Her output increased during the 1990, with television remaining her format of choice, but there was also the occasional feature like the psychological thriller "Whispers in the Dark" (1992) and "Rich in Love" (1994), with Clayburgh as a Southern matriarch who abandons her eccentric family. On television, she played actress Jill Ireland in "Reason For Living: The Jill Ireland Story" (1991), which recounted her struggle with cancer, and the ill-fated Kitty Menendez in "Honor Thy Mother and Father: The True Story of the Menendez Murders" (1994). She also began appearing in episodes of popular series like "Law and Order" (NBC, 1990-2010), as an unscrupulous lawyer, and "Ally McBeal" (Fox, 1997-2002) as Calista Flockhart's mother. Clayburgh also tried her hand as a series regular on three short-lived shows - the Emmy-winning drama "Trinity" (NBC, 1990), the dysfunctional family sitcom "Everything's Relative" (NBC, 1999), and the much-reviled "Leap of Faith" (NBC, 2002).
Clayburgh received an Emmy nomination in 2005 for her turn as a dissatisfied liposuction patient who causes trouble for the plastic surgery team of Troy/McNamara on "Nip/Tuck" (FX, 2003-09). That same year, she returned to Broadway in a critically dismissed revival of Neil Simon's "Barefoot in the Park" as Amanda Peet's mother. "Nip/Tuck" creator Ryan Murphy was so impressed with the now character actress that he also tapped her to play the depressed adoptive mother of Augusten Burroughs in his film version of the author's best-selling memoir, "Running with Scissors" (2006) - in which she was often cited as the best thing about the depressing, bizarre film. She also starred as Pat Nixon in "Dirty Tricks" (2008), about the life of Martha Mitchell, wife of Richard Nixon's Attorney General, John Mitchell. In 2008, she joined the cast of the sudsy drama "Dirty Sexy Money" (ABC) as the female head of a wealthy and unscrupulous family. After a 21-year battle with chronic lymphocytic leukemia, she passed away at age 66 on Nov. 5, 2010. Fans were shocked, as the classic actress had kept her illness a well-kept secret.
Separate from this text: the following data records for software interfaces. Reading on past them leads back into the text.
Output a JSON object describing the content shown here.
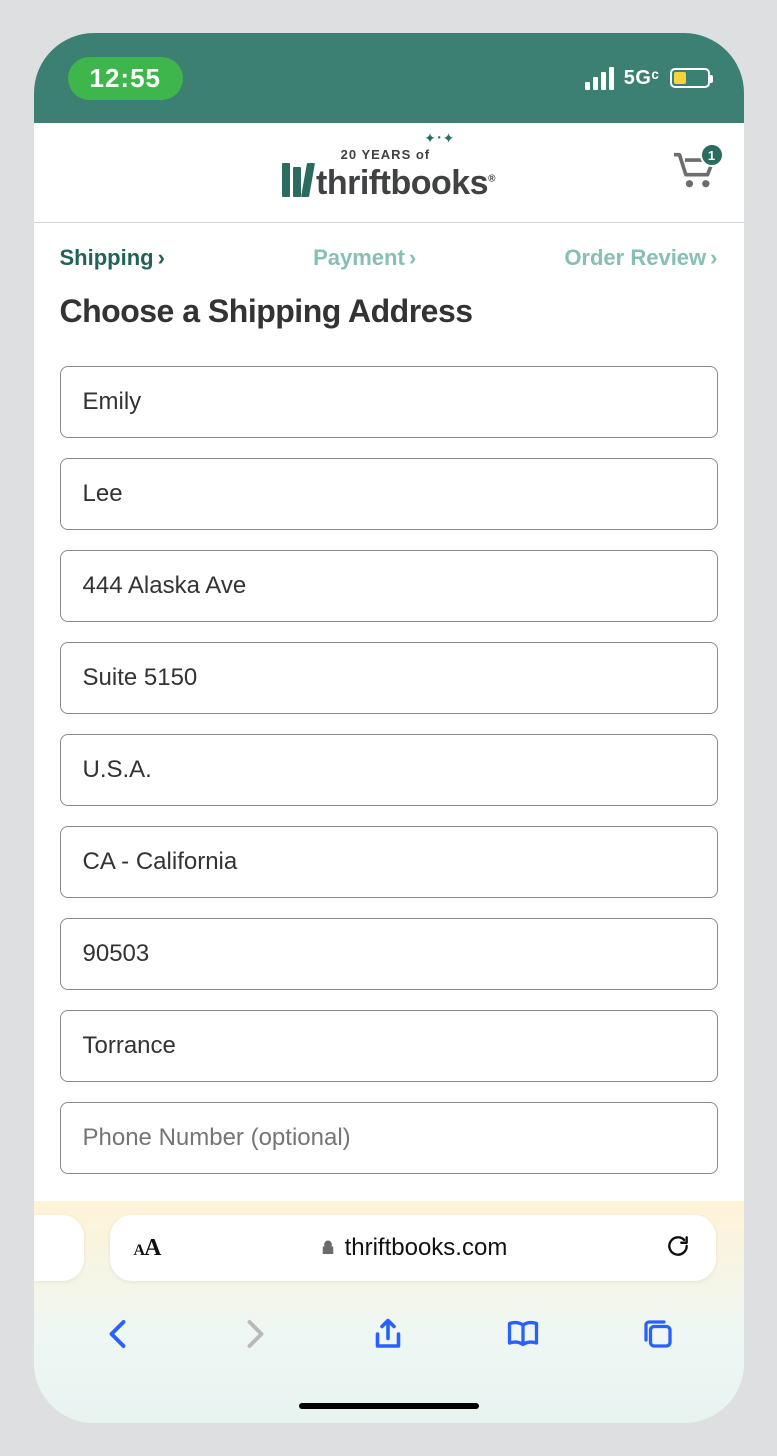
{
  "status": {
    "time": "12:55",
    "network": "5Gᶜ"
  },
  "header": {
    "logo_tag": "20 YEARS of",
    "logo_text_a": "thrift",
    "logo_text_b": "books",
    "cart_count": "1"
  },
  "breadcrumbs": {
    "step1": "Shipping",
    "step2": "Payment",
    "step3": "Order Review"
  },
  "page": {
    "title": "Choose a Shipping Address"
  },
  "form": {
    "first_name": "Emily",
    "last_name": "Lee",
    "address1": "444 Alaska Ave",
    "address2": "Suite 5150",
    "country": "U.S.A.",
    "state": "CA - California",
    "zip": "90503",
    "city": "Torrance",
    "phone_placeholder": "Phone Number (optional)"
  },
  "browser": {
    "text_size_label_small": "A",
    "text_size_label_large": "A",
    "host": "thriftbooks.com"
  }
}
Her husband, Tony Award-winning playwright David Rabe, said she was surrounded by her family and brother when she died. "She dealt with the disease courageously, quietly and privately... and made it into an opportunity for her children to grow and be human."